It’s happened organically, I have done more commercial work now. I wish I could go back and spend the time and meet people and photograph them like I did in the past. My Life Guard Series just happened on Juhu Beach. I saw this event happening one morning and I just took some pictures. I think it’s a conscious effort that I have not done new work, because I don’t live in India any more. But I would like to spend more time in India doing stories.

You shot on film in the 1980s and 1990s…Why did you chose to shoot in black-and-white?
I shot the Anglo-Indians in black-and-white because the subject demanded it. I did shoot in colour in Goa but it did not seem right. I think these photos lend themselves to black-and-white.

© Karan Kapoor, Daphne Sampson, winner of the 1956 Marilyn Manroe look-alike contest, Ooty, 1987. Courtesy Tasveer.

How does your time in front of the camera influence the way you take photographs behind it? Acting and modelling was a phase. I was always taking photographs. I remember while doing Loha in Ooty I discovered an Anglo-Indian home and I would go to photograph them on Sundays and in my free time.

Could you sustain as a fine art photographer or do you still have to do commercial photography?

I figured that commercial photography is very important, I could not survive as a documentary photographer. I think it’s very difficult now. Once I did images for the Sunday Times, Observer and The Independent. In the ’90s magazines were interested in doing quirky stories and they flew you to places to cover them. Now you are expected to be there. It’s extremely hard, I found gradually that the magazines were not paying and weren’t interested.

How is Europe different from India through the eyes of a photographer?
India is visually unbelievable. It’s hard to miss. You have the light. I find it easier to shoot. In Europe from November to April it’s pretty dark. India is full of contrasts and good for photography and art.

How tough is it to make it as a fine art photographer in India?
Photography as an art form is hard in England and India. In America and Paris, they respect photography. In India, its mostly movies and cricket that takes over everything else.

What do you think about mentorship of senior photographers in India? 

There should be more. In England, there is a lot of mentorship. Photographers have assistants and mentoring happens in the process. I do not think it’s like that in India.

You’ve chosen the format of a book for the show…how does it fit in with today’s time. What is the future of the photographic book. 

© Karan Kapoor, Mr and Mrs Carpenter, Tollygunge, Calcutta, 1981. Courtesy Tasveer.

It is a book cum catalogue with essays from William Dalrymple and Felicity Kendal. I think it’s great to have something physical on a shelf and a coffee table. The internet is fantastic for research. Having the physical book is different, it’s something tangible.  I have books on Cartier Bresson, Raghu Rai, Raghubir Singh. I use kindle but I forget the title of the book! It’s all a blur of information on the internet. A book is a curated experience, with expensive paper and chosen works. You cant just stick everything on it. Quantity is always not the right thing.
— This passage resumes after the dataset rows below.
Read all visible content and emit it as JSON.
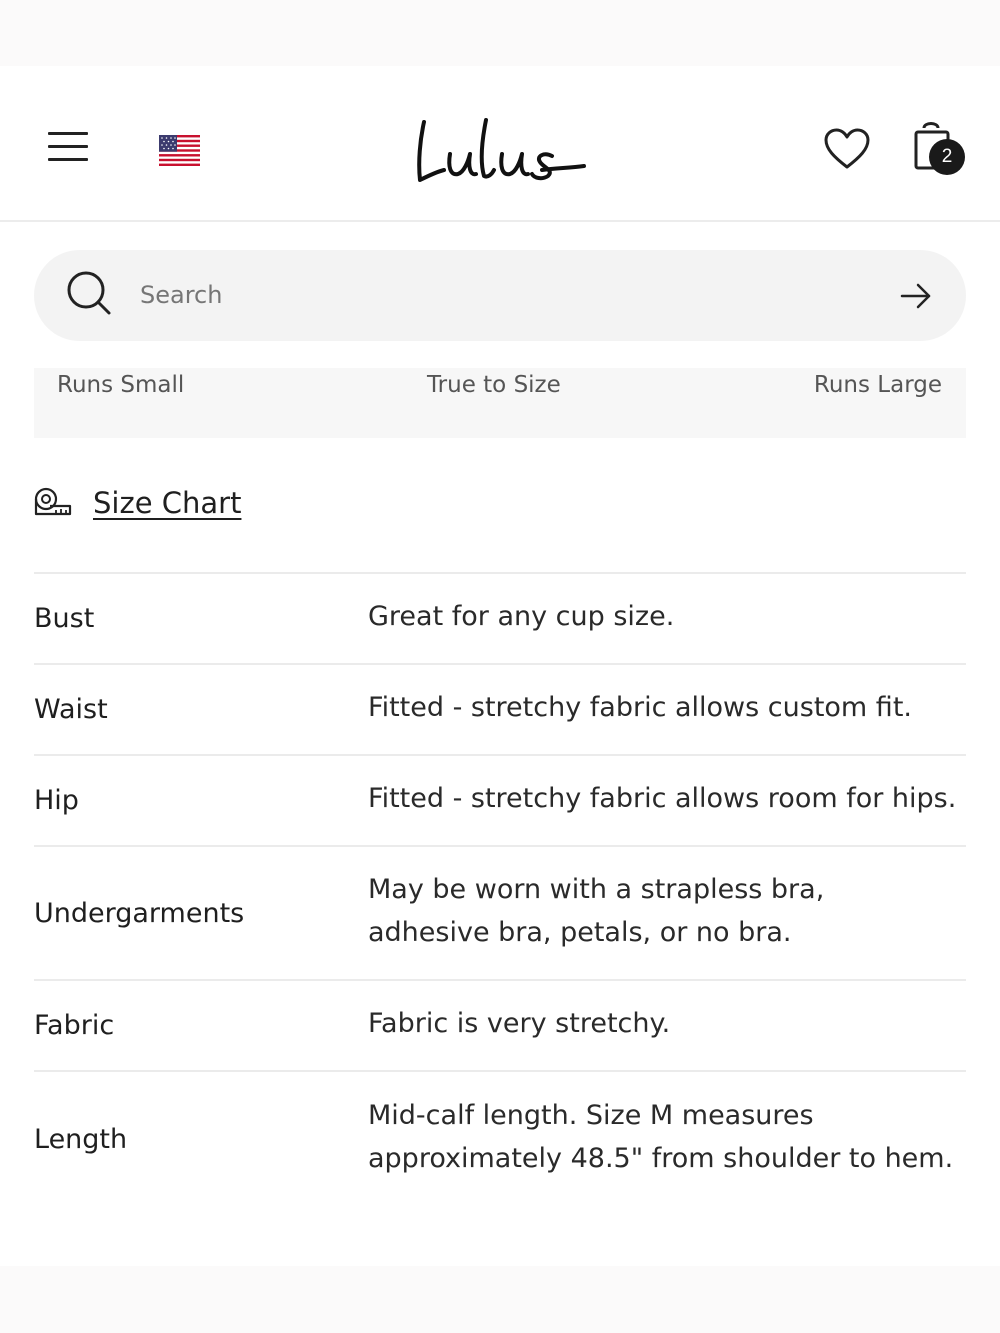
{
  "header": {
    "menu_icon": "hamburger-menu-icon",
    "region_flag": "us-flag-icon",
    "logo_text": "Lulus",
    "wishlist_icon": "heart-icon",
    "bag_icon": "shopping-bag-icon",
    "bag_count": "2"
  },
  "search": {
    "placeholder": "Search",
    "icon": "search-icon",
    "submit_icon": "arrow-right-icon"
  },
  "fit_scale": {
    "low": "Runs Small",
    "mid": "True to Size",
    "high": "Runs Large"
  },
  "size_chart": {
    "label": "Size Chart",
    "icon": "measuring-tape-icon"
  },
  "fit_details": [
    {
      "attribute": "Bust",
      "lines": [
        "Great for any cup size."
      ]
    },
    {
      "attribute": "Waist",
      "lines": [
        "Fitted - stretchy fabric allows custom fit."
      ]
    },
    {
      "attribute": "Hip",
      "lines": [
        "Fitted - stretchy fabric allows room for hips."
      ]
    },
    {
      "attribute": "Undergarments",
      "lines": [
        "May be worn with a strapless bra,",
        "adhesive bra, petals, or no bra."
      ]
    },
    {
      "attribute": "Fabric",
      "lines": [
        "Fabric is very stretchy."
      ]
    },
    {
      "attribute": "Length",
      "lines": [
        "Mid-calf length. Size M measures",
        "approximately 48.5\" from shoulder to hem."
      ]
    }
  ],
  "colors": {
    "text": "#1f1f1f",
    "muted": "#555555",
    "search_bg": "#f3f3f3",
    "badge_bg": "#1a1a1a",
    "divider": "#ebebeb"
  }
}
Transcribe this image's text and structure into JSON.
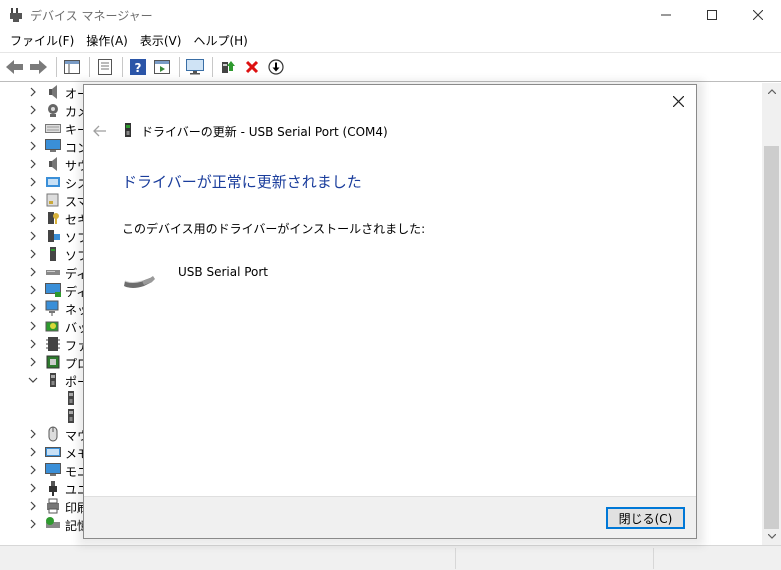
{
  "window": {
    "title": "デバイス マネージャー"
  },
  "menu": [
    "ファイル(F)",
    "操作(A)",
    "表示(V)",
    "ヘルプ(H)"
  ],
  "tree": [
    {
      "label": "オー",
      "chevron": "right",
      "icon": "audio-icon"
    },
    {
      "label": "カメ",
      "chevron": "right",
      "icon": "camera-icon"
    },
    {
      "label": "キー",
      "chevron": "right",
      "icon": "keyboard-icon"
    },
    {
      "label": "コン",
      "chevron": "right",
      "icon": "computer-icon"
    },
    {
      "label": "サウ",
      "chevron": "right",
      "icon": "sound-icon"
    },
    {
      "label": "シス",
      "chevron": "right",
      "icon": "system-icon"
    },
    {
      "label": "スマ",
      "chevron": "right",
      "icon": "smartcard-icon"
    },
    {
      "label": "セキ",
      "chevron": "right",
      "icon": "security-icon"
    },
    {
      "label": "ソフ",
      "chevron": "right",
      "icon": "software-component-icon"
    },
    {
      "label": "ソフ",
      "chevron": "right",
      "icon": "software-device-icon"
    },
    {
      "label": "ディ",
      "chevron": "right",
      "icon": "disk-drive-icon"
    },
    {
      "label": "ディ",
      "chevron": "right",
      "icon": "display-adapter-icon"
    },
    {
      "label": "ネッ",
      "chevron": "right",
      "icon": "network-icon"
    },
    {
      "label": "バッ",
      "chevron": "right",
      "icon": "battery-icon"
    },
    {
      "label": "ファ",
      "chevron": "right",
      "icon": "firmware-icon"
    },
    {
      "label": "プロ",
      "chevron": "right",
      "icon": "processor-icon"
    },
    {
      "label": "ポー",
      "chevron": "down",
      "icon": "port-icon"
    },
    {
      "label": "",
      "chevron": "none",
      "icon": "port-child-icon"
    },
    {
      "label": "",
      "chevron": "none",
      "icon": "port-child-icon"
    },
    {
      "label": "マウ",
      "chevron": "right",
      "icon": "mouse-icon"
    },
    {
      "label": "メモ",
      "chevron": "right",
      "icon": "memory-icon"
    },
    {
      "label": "モニ",
      "chevron": "right",
      "icon": "monitor-icon"
    },
    {
      "label": "ユニ",
      "chevron": "right",
      "icon": "usb-icon"
    },
    {
      "label": "印刷",
      "chevron": "right",
      "icon": "print-queue-icon"
    },
    {
      "label": "記憶",
      "chevron": "right",
      "icon": "storage-icon"
    }
  ],
  "dialog": {
    "title": "ドライバーの更新 - USB Serial Port (COM4)",
    "heading": "ドライバーが正常に更新されました",
    "description": "このデバイス用のドライバーがインストールされました:",
    "device_name": "USB Serial Port",
    "close_button": "閉じる(C)"
  },
  "colors": {
    "heading": "#1a3d9c",
    "accent": "#0078d7"
  }
}
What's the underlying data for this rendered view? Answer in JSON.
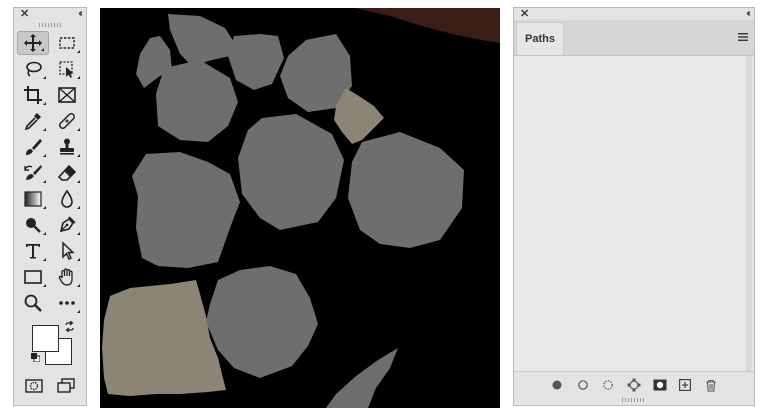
{
  "tools_panel": {
    "tools": [
      {
        "name": "move-tool",
        "icon": "move-icon",
        "selected": true
      },
      {
        "name": "rectangular-marquee-tool",
        "icon": "marquee-icon",
        "selected": false
      },
      {
        "name": "lasso-tool",
        "icon": "lasso-icon",
        "selected": false
      },
      {
        "name": "object-selection-tool",
        "icon": "object-select-icon",
        "selected": false
      },
      {
        "name": "crop-tool",
        "icon": "crop-icon",
        "selected": false
      },
      {
        "name": "frame-tool",
        "icon": "frame-icon",
        "selected": false
      },
      {
        "name": "eyedropper-tool",
        "icon": "eyedropper-icon",
        "selected": false
      },
      {
        "name": "healing-brush-tool",
        "icon": "bandage-icon",
        "selected": false
      },
      {
        "name": "brush-tool",
        "icon": "brush-icon",
        "selected": false
      },
      {
        "name": "clone-stamp-tool",
        "icon": "stamp-icon",
        "selected": false
      },
      {
        "name": "history-brush-tool",
        "icon": "history-brush-icon",
        "selected": false
      },
      {
        "name": "eraser-tool",
        "icon": "eraser-icon",
        "selected": false
      },
      {
        "name": "gradient-tool",
        "icon": "gradient-icon",
        "selected": false
      },
      {
        "name": "blur-tool",
        "icon": "drop-icon",
        "selected": false
      },
      {
        "name": "dodge-tool",
        "icon": "dodge-icon",
        "selected": false
      },
      {
        "name": "pen-tool",
        "icon": "pen-icon",
        "selected": false
      },
      {
        "name": "type-tool",
        "icon": "type-icon",
        "label": "T",
        "selected": false
      },
      {
        "name": "path-selection-tool",
        "icon": "arrow-icon",
        "selected": false
      },
      {
        "name": "rectangle-tool",
        "icon": "rectangle-icon",
        "selected": false
      },
      {
        "name": "hand-tool",
        "icon": "hand-icon",
        "selected": false
      },
      {
        "name": "zoom-tool",
        "icon": "zoom-icon",
        "selected": false
      },
      {
        "name": "more-tools",
        "icon": "ellipsis-icon",
        "label": "•••",
        "selected": false
      }
    ],
    "foreground_color": "#ffffff",
    "background_color": "#ffffff"
  },
  "paths_panel": {
    "tab_label": "Paths",
    "footer_buttons": [
      {
        "name": "fill-path-button",
        "icon": "filled-circle-icon"
      },
      {
        "name": "stroke-path-button",
        "icon": "hollow-circle-icon"
      },
      {
        "name": "load-selection-button",
        "icon": "dotted-circle-icon"
      },
      {
        "name": "make-work-path-button",
        "icon": "work-path-icon"
      },
      {
        "name": "add-mask-button",
        "icon": "mask-icon"
      },
      {
        "name": "new-path-button",
        "icon": "plus-icon"
      },
      {
        "name": "delete-path-button",
        "icon": "trash-icon"
      }
    ]
  },
  "canvas": {
    "background": "#000000",
    "shape_color": "#6e6e6e",
    "highlight_color": "#8c8474",
    "brown_corner": "#3a1e16"
  }
}
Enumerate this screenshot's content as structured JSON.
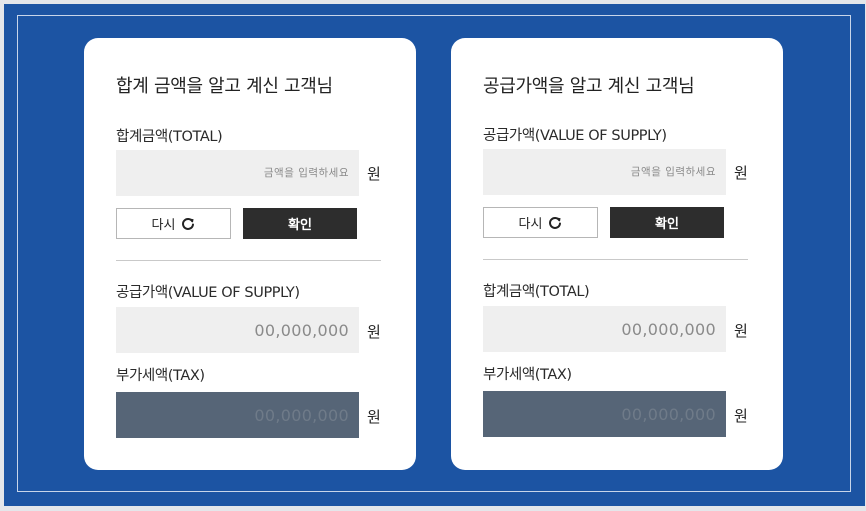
{
  "unit": "원",
  "cards": [
    {
      "title": "합계 금액을 알고 계신 고객님",
      "input_label": "합계금액(TOTAL)",
      "input_placeholder": "금액을 입력하세요",
      "input_value": "",
      "reset_label": "다시",
      "confirm_label": "확인",
      "result1_label": "공급가액(VALUE OF SUPPLY)",
      "result1_value": "00,000,000",
      "result2_label": "부가세액(TAX)",
      "result2_value": "00,000,000"
    },
    {
      "title": "공급가액을 알고 계신 고객님",
      "input_label": "공급가액(VALUE OF SUPPLY)",
      "input_placeholder": "금액을 입력하세요",
      "input_value": "",
      "reset_label": "다시",
      "confirm_label": "확인",
      "result1_label": "합계금액(TOTAL)",
      "result1_value": "00,000,000",
      "result2_label": "부가세액(TAX)",
      "result2_value": "00,000,000"
    }
  ],
  "icons": {
    "refresh": "refresh-icon"
  },
  "colors": {
    "background": "#1c54a3",
    "confirm_button": "#2d2d2d",
    "tax_field": "#566577"
  }
}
Karan Kapoor: Time & Tide, 22nd to 30th September, coming to Bikaner House in New Delhi.